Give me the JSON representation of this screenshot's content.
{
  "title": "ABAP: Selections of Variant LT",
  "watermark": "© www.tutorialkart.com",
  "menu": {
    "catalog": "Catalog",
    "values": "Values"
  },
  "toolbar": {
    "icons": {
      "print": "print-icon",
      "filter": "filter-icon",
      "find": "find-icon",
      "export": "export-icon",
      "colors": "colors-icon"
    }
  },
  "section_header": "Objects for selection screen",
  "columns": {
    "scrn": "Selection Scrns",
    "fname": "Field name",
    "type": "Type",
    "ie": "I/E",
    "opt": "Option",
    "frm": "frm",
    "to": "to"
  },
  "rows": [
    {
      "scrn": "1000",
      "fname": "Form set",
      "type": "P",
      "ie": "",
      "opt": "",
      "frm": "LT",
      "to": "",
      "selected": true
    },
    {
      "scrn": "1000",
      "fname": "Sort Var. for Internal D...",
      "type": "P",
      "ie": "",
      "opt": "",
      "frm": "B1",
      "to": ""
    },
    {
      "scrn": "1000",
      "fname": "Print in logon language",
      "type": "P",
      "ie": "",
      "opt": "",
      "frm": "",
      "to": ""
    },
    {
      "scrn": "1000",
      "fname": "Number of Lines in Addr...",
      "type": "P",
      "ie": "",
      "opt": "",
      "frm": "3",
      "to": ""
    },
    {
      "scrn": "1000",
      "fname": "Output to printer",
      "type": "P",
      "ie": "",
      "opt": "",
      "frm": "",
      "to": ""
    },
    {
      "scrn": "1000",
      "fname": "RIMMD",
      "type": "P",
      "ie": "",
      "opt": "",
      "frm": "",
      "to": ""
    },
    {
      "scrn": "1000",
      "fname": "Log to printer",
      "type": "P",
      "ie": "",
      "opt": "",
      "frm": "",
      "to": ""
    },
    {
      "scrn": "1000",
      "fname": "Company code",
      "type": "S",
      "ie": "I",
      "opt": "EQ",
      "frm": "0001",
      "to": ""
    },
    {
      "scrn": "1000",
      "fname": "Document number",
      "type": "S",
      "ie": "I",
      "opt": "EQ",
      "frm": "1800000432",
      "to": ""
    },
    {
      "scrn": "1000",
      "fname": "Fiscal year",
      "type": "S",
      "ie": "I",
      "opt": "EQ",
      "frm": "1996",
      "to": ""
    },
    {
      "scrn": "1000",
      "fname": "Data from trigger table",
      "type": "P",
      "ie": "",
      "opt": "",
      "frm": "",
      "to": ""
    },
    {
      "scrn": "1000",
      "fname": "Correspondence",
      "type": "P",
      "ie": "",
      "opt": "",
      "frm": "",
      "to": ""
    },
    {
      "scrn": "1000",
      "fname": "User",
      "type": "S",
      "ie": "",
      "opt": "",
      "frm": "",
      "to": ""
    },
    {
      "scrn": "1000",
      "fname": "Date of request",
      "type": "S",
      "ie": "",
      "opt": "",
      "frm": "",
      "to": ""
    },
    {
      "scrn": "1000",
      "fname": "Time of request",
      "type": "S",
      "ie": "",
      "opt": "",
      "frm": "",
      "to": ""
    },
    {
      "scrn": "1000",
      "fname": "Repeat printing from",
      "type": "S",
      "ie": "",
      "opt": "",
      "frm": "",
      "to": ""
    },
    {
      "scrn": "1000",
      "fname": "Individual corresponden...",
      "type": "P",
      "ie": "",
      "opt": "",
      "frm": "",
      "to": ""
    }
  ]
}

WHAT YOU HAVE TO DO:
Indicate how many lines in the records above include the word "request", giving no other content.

REPLY:
2